Monday, March 16, 2009
How to Listen
Those who know each other well tend to anticipate each other's words and thoughts. Habitual communication creates a sense of almost-certainty about how the other is thinking and feeling. Often, these assumptions are not correct.
To take back projections and assumptions, one must become un-knowing. This is the basis for starting anew in relationships. One must un-know and ask, rather than assume.
Un-knowing and listening can be undertaken anytime, anywhere. To hear, attention must be directed to what another is saying and feeling, not to what the voice within one's own head is saying and feeling.
Here is the basis for moving beyond the ego.
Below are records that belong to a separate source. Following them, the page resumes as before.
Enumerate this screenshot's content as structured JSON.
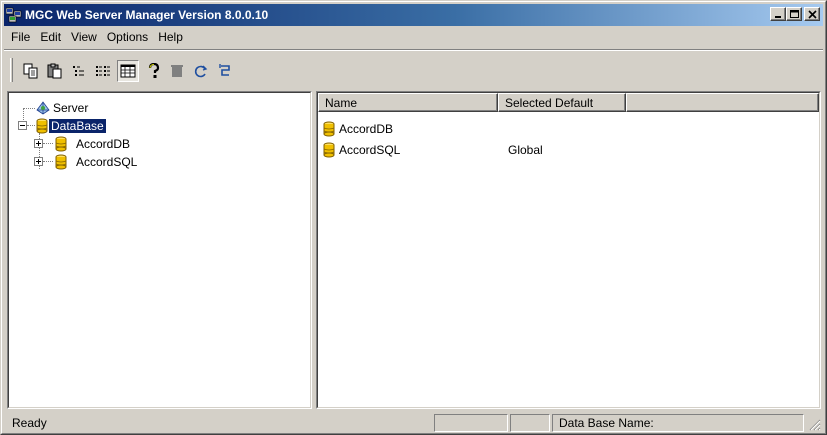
{
  "window": {
    "title": "MGC Web Server Manager Version 8.0.0.10",
    "title_bar_color": "#0a246a",
    "controls": [
      "minimize-icon",
      "maximize-icon",
      "close-icon"
    ]
  },
  "menu": {
    "items": [
      {
        "label": "File"
      },
      {
        "label": "Edit"
      },
      {
        "label": "View"
      },
      {
        "label": "Options"
      },
      {
        "label": "Help"
      }
    ]
  },
  "toolbar": {
    "buttons": [
      {
        "icon": "copy-icon"
      },
      {
        "icon": "paste-icon"
      },
      {
        "icon": "list-icon"
      },
      {
        "icon": "details-icon"
      },
      {
        "icon": "grid-view-icon",
        "pressed": true
      },
      {
        "icon": "help-icon"
      },
      {
        "icon": "delete-icon"
      },
      {
        "icon": "refresh-icon"
      },
      {
        "icon": "undo-icon"
      }
    ]
  },
  "tree": {
    "nodes": [
      {
        "label": "Server",
        "icon": "server-icon"
      },
      {
        "label": "DataBase",
        "icon": "database-icon",
        "selected": true,
        "expanded": true
      },
      {
        "label": "AccordDB",
        "icon": "database-icon"
      },
      {
        "label": "AccordSQL",
        "icon": "database-icon"
      }
    ]
  },
  "list": {
    "columns": [
      "Name",
      "Selected Default"
    ],
    "rows": [
      {
        "name": "AccordDB",
        "default": ""
      },
      {
        "name": "AccordSQL",
        "default": "Global"
      }
    ]
  },
  "status": {
    "text": "Ready",
    "database_label": "Data Base Name:"
  }
}
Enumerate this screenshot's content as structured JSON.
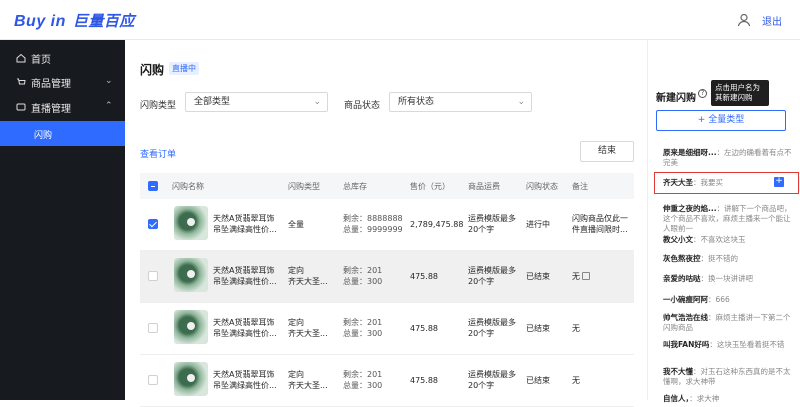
{
  "header": {
    "logo_en": "Buy in",
    "logo_cn": "巨量百应",
    "logout": "退出"
  },
  "sidebar": {
    "items": [
      {
        "label": "首页",
        "icon": "home-icon"
      },
      {
        "label": "商品管理",
        "icon": "cart-icon",
        "chevron": "⌄"
      },
      {
        "label": "直播管理",
        "icon": "live-icon",
        "chevron": "⌃"
      },
      {
        "label": "闪购",
        "active": true
      }
    ]
  },
  "main": {
    "title": "闪购",
    "badge": "直播中",
    "filter_type_label": "闪购类型",
    "filter_type_value": "全部类型",
    "filter_status_label": "商品状态",
    "filter_status_value": "所有状态",
    "view_orders": "查看订单",
    "end_button": "结束",
    "columns": [
      "闪购名称",
      "闪购类型",
      "总库存",
      "售价（元）",
      "商品运费",
      "闪购状态",
      "备注"
    ],
    "rows": [
      {
        "name1": "天然A货翡翠耳饰",
        "name2": "吊坠满绿高性价...",
        "type1": "全量",
        "type2": "",
        "stock1": "剩余：8888888",
        "stock2": "总量：9999999",
        "price": "2,789,475.88",
        "ship1": "运费模版最多",
        "ship2": "20个字",
        "status": "进行中",
        "note1": "闪购商品仅此一",
        "note2": "件直播间限时...",
        "checked": true
      },
      {
        "name1": "天然A货翡翠耳饰",
        "name2": "吊坠满绿高性价...",
        "type1": "定向",
        "type2": "齐天大圣...",
        "stock1": "剩余：201",
        "stock2": "总量：300",
        "price": "475.88",
        "ship1": "运费模版最多",
        "ship2": "20个字",
        "status": "已结束",
        "note1": "无",
        "note2": ""
      },
      {
        "name1": "天然A货翡翠耳饰",
        "name2": "吊坠满绿高性价...",
        "type1": "定向",
        "type2": "齐天大圣...",
        "stock1": "剩余：201",
        "stock2": "总量：300",
        "price": "475.88",
        "ship1": "运费模版最多",
        "ship2": "20个字",
        "status": "已结束",
        "note1": "无",
        "note2": ""
      },
      {
        "name1": "天然A货翡翠耳饰",
        "name2": "吊坠满绿高性价...",
        "type1": "定向",
        "type2": "齐天大圣...",
        "stock1": "剩余：201",
        "stock2": "总量：300",
        "price": "475.88",
        "ship1": "运费模版最多",
        "ship2": "20个字",
        "status": "已结束",
        "note1": "无",
        "note2": ""
      }
    ]
  },
  "panel": {
    "title": "新建闪购",
    "tooltip": "点击用户名为其新建闪购",
    "add_type": "+ 全量类型",
    "comments": [
      {
        "user": "原来是细细呀...",
        "text": "：左边的确看着有点不完美"
      },
      {
        "user": "齐天大圣",
        "text": "：我要买"
      },
      {
        "user": "伸重之夜的焰...",
        "text": "：讲解下一个商品吧，这个商品不喜欢，麻烦主播来一个能让人眼前一"
      },
      {
        "user": "教父小文",
        "text": "：不喜欢这块玉"
      },
      {
        "user": "灰色熬夜控",
        "text": "：挺不错的"
      },
      {
        "user": "亲爱的咕哒",
        "text": "：换一块讲讲吧"
      },
      {
        "user": "一小碗瘦阿阿",
        "text": "：666"
      },
      {
        "user": "帅气浩浩在线",
        "text": "：麻烦主播讲一下第二个闪购商品"
      },
      {
        "user": "叫我FAN好吗",
        "text": "：这块玉坠看着挺不错"
      },
      {
        "user": "我不大懂",
        "text": "：对玉石这种东西真的是不太懂啊，求大神带"
      },
      {
        "user": "自信人，",
        "text": "：求大神"
      }
    ]
  }
}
It is why religious orders, especially of the past, have taken vows of silence, namely, to separate from the motives that give rise to much common speaking and to improve the faculty of listening to both the human and the Divine.
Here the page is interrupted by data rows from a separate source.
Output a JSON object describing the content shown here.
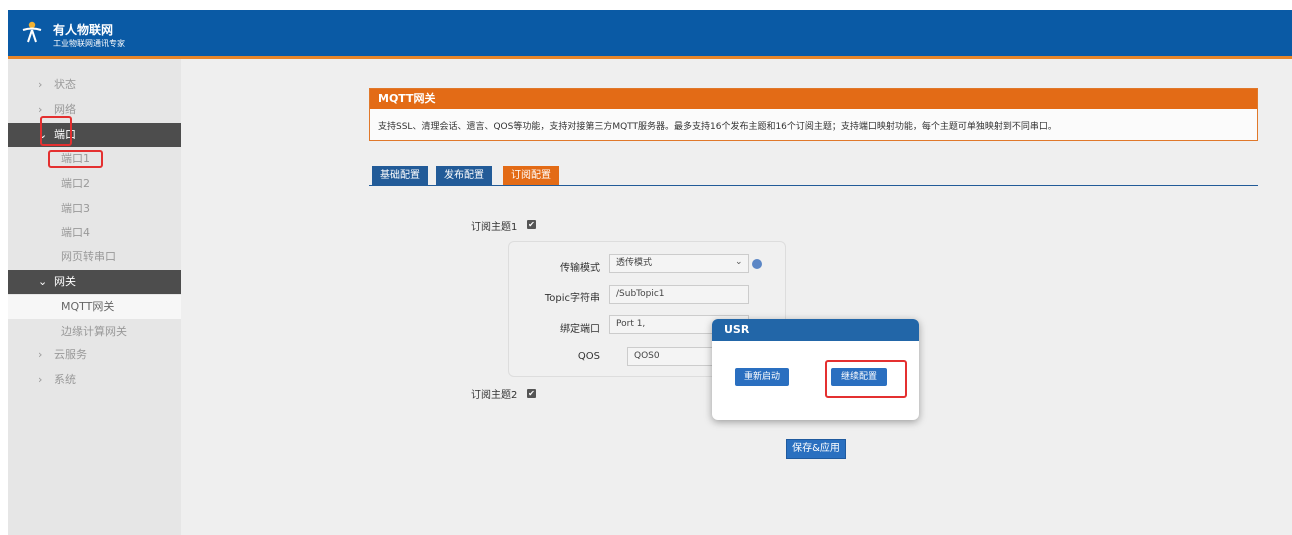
{
  "header": {
    "title": "有人物联网",
    "subtitle": "工业物联网通讯专家",
    "logo_icon": "person-logo-icon"
  },
  "sidebar": {
    "items": [
      {
        "label": "状态",
        "type": "collapsed"
      },
      {
        "label": "网络",
        "type": "collapsed"
      },
      {
        "label": "端口",
        "type": "group"
      },
      {
        "label": "端口1",
        "type": "sub"
      },
      {
        "label": "端口2",
        "type": "sub"
      },
      {
        "label": "端口3",
        "type": "sub"
      },
      {
        "label": "端口4",
        "type": "sub"
      },
      {
        "label": "网页转串口",
        "type": "sub"
      },
      {
        "label": "网关",
        "type": "group"
      },
      {
        "label": "MQTT网关",
        "type": "sub-active"
      },
      {
        "label": "边缘计算网关",
        "type": "sub"
      },
      {
        "label": "云服务",
        "type": "collapsed"
      },
      {
        "label": "系统",
        "type": "collapsed"
      }
    ]
  },
  "gateway": {
    "title": "MQTT网关",
    "description": "支持SSL、清理会话、遗言、QOS等功能，支持对接第三方MQTT服务器。最多支持16个发布主题和16个订阅主题；支持端口映射功能，每个主题可单独映射到不同串口。"
  },
  "tabs": [
    {
      "label": "基础配置",
      "active": false
    },
    {
      "label": "发布配置",
      "active": false
    },
    {
      "label": "订阅配置",
      "active": true
    }
  ],
  "subscription": {
    "topic1_label": "订阅主题1",
    "topic1_checked": "✔",
    "topic2_label": "订阅主题2",
    "topic2_checked": "✔",
    "fields": {
      "transfer_mode_label": "传输模式",
      "transfer_mode_value": "透传模式",
      "topic_string_label": "Topic字符串",
      "topic_string_value": "/SubTopic1",
      "bind_port_label": "绑定端口",
      "bind_port_value": "Port 1,",
      "qos_label": "QOS",
      "qos_value": "QOS0"
    },
    "save_label": "保存&应用"
  },
  "modal": {
    "title": "USR",
    "restart_label": "重新启动",
    "continue_label": "继续配置"
  },
  "colors": {
    "header_blue": "#0a5aa5",
    "accent_orange": "#e36b16",
    "tab_blue": "#225b98",
    "highlight_red": "#e43030"
  }
}
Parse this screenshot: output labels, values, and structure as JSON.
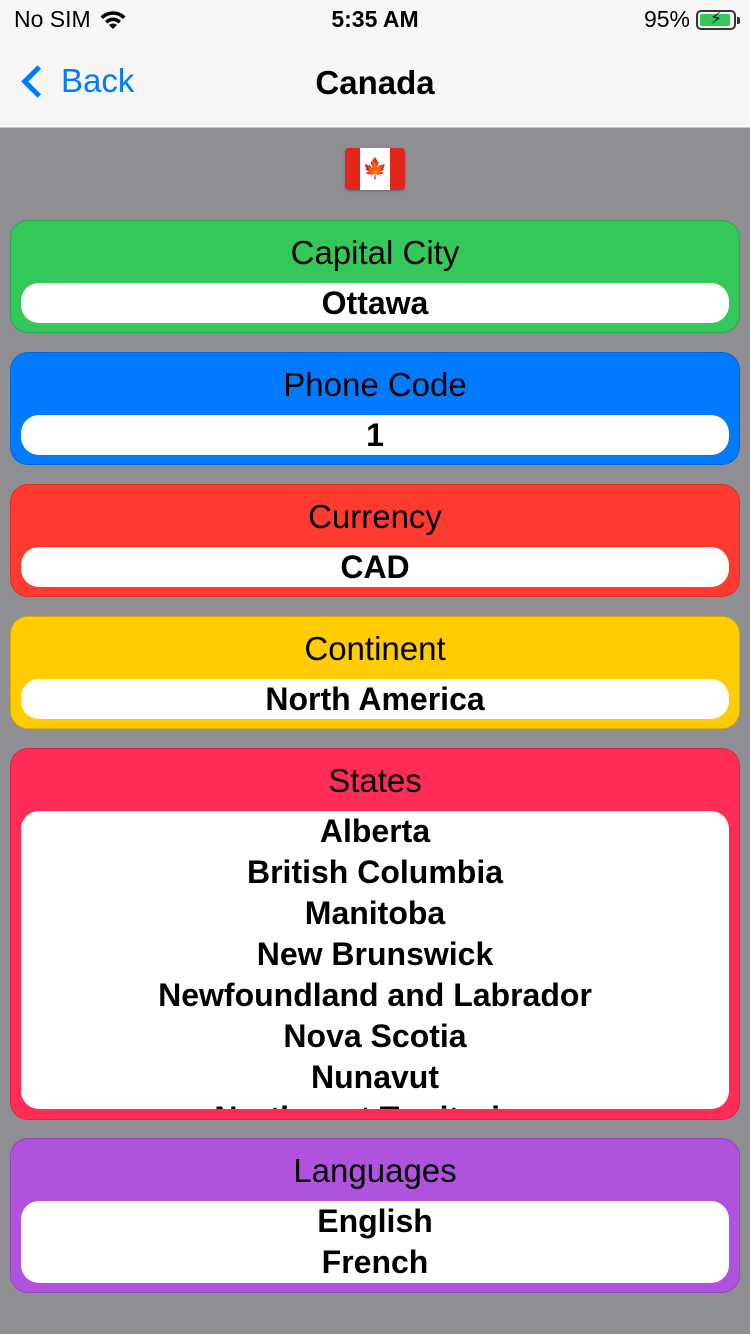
{
  "status_bar": {
    "carrier": "No SIM",
    "time": "5:35 AM",
    "battery_percent": "95%",
    "battery_level": 0.95
  },
  "nav": {
    "back_label": "Back",
    "title": "Canada"
  },
  "flag": {
    "icon": "canada-flag-icon",
    "symbol": "🍁"
  },
  "colors": {
    "capital": "#34c759",
    "phone": "#007aff",
    "currency": "#ff3b30",
    "continent": "#ffcc00",
    "states": "#ff2d55",
    "languages": "#af52de",
    "background": "#8e8e93",
    "accent": "#007aff"
  },
  "capital": {
    "title": "Capital City",
    "value": "Ottawa"
  },
  "phone": {
    "title": "Phone Code",
    "value": "1"
  },
  "currency": {
    "title": "Currency",
    "value": "CAD"
  },
  "continent": {
    "title": "Continent",
    "value": "North America"
  },
  "states": {
    "title": "States",
    "items": [
      "Alberta",
      "British Columbia",
      "Manitoba",
      "New Brunswick",
      "Newfoundland and Labrador",
      "Nova Scotia",
      "Nunavut",
      "Northwest Territories"
    ]
  },
  "languages": {
    "title": "Languages",
    "items": [
      "English",
      "French"
    ]
  }
}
Today, few take actual vows of outer silence, but many strive to take vows of inner silence. This is the silence of the mental process, the silence in which truth and compassion can emerge. The vow of inner silence reduces the power of the ego. It enables us to listen and to hear the voice of truth.
'Making a point' is not listening, it is striving to have one's own voice be heard.
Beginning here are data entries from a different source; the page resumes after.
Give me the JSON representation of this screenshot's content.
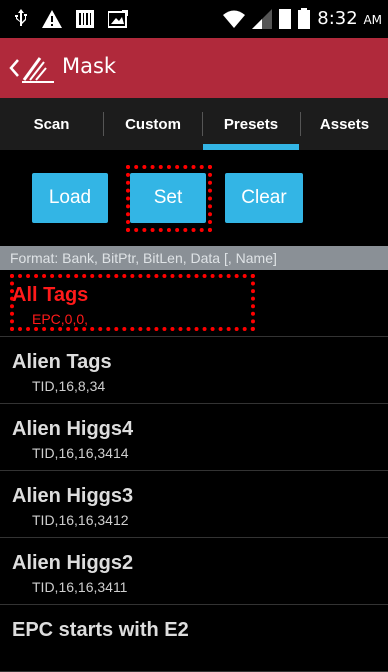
{
  "status_bar": {
    "time": "8:32",
    "ampm": "AM"
  },
  "action_bar": {
    "title": "Mask"
  },
  "tabs": [
    {
      "label": "Scan"
    },
    {
      "label": "Custom"
    },
    {
      "label": "Presets",
      "selected": true
    },
    {
      "label": "Assets"
    }
  ],
  "buttons": {
    "load": "Load",
    "set": "Set",
    "clear": "Clear"
  },
  "format_hint": "Format: Bank, BitPtr, BitLen, Data [, Name]",
  "presets": [
    {
      "name": "All Tags",
      "data": "EPC,0,0,",
      "selected": true
    },
    {
      "name": "Alien Tags",
      "data": "TID,16,8,34"
    },
    {
      "name": "Alien Higgs4",
      "data": "TID,16,16,3414"
    },
    {
      "name": "Alien Higgs3",
      "data": "TID,16,16,3412"
    },
    {
      "name": "Alien Higgs2",
      "data": "TID,16,16,3411"
    },
    {
      "name": "EPC starts with E2",
      "data": ""
    }
  ],
  "colors": {
    "action_bar": "#b0293b",
    "accent": "#33b5e5",
    "highlight": "#ff0000"
  }
}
'Being right' is not listening. It is assuring the ego that self-esteem and self-worth are still in place.
Being outwardly silent may involve listening, but it also may not. It may involve withdrawal and inattention.
To listen, one must let go of striving and let go of withdrawal. Pay attention. Hear with your heart. Hear the voice that speaks to you through the lips of another. Hear the pain and the beauty that lie within.
To join with another in their depth you must see them first and know who they are. Then you will know how to respond.